Task directions —
Check each line of the data, and copy those where "Password" appears.
■ ■ ■ ■ ■ ■ ■
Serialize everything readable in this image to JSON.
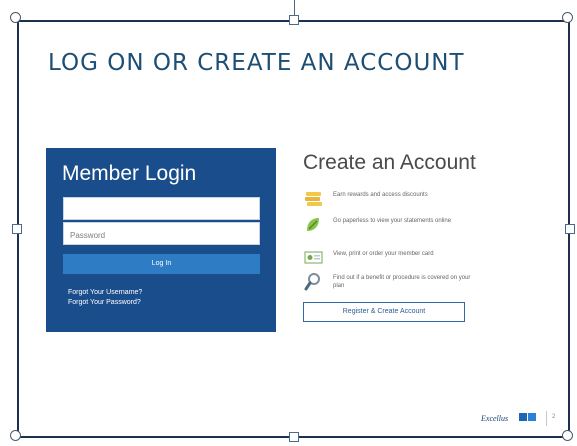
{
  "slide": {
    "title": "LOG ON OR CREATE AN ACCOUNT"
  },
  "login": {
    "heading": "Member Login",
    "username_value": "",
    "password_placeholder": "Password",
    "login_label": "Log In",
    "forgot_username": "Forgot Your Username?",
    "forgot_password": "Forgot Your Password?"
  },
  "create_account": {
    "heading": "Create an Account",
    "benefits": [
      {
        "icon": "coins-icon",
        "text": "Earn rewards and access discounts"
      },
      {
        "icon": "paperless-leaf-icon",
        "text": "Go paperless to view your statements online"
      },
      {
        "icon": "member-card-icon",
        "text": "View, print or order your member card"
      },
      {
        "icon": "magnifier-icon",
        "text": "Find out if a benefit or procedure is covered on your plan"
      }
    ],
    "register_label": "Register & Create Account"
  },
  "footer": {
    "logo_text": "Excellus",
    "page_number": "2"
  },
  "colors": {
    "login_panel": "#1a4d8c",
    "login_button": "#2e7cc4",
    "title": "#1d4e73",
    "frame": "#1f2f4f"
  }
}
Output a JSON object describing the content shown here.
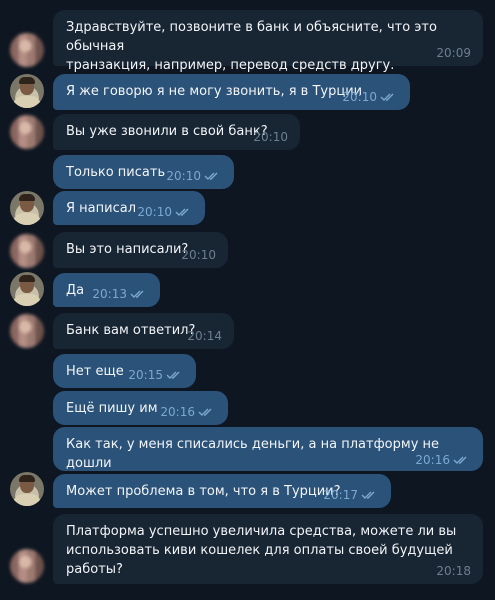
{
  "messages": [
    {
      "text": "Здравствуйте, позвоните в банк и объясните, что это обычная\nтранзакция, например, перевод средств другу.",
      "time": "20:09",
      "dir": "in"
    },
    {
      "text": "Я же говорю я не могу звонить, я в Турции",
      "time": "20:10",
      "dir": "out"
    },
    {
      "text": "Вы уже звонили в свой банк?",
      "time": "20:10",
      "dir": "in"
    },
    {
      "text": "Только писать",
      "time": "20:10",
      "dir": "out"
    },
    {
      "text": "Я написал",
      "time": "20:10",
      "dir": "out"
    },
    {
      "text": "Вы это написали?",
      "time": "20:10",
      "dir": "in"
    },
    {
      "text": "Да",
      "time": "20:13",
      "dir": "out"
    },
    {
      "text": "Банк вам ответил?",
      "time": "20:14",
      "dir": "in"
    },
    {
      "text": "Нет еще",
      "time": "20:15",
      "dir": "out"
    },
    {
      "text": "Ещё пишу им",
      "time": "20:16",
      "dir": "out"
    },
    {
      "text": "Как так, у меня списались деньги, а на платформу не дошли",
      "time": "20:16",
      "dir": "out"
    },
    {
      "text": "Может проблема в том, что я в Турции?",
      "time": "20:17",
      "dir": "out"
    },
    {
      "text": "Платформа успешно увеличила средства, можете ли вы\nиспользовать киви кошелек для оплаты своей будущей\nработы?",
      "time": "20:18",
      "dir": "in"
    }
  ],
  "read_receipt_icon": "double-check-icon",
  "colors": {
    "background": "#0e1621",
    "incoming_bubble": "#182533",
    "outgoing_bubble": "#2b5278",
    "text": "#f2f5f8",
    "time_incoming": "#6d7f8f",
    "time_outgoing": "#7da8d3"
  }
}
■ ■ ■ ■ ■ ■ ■
Result below —
    "password_placeholder": "Password",
    "forgot_password": "Forgot Your Password?"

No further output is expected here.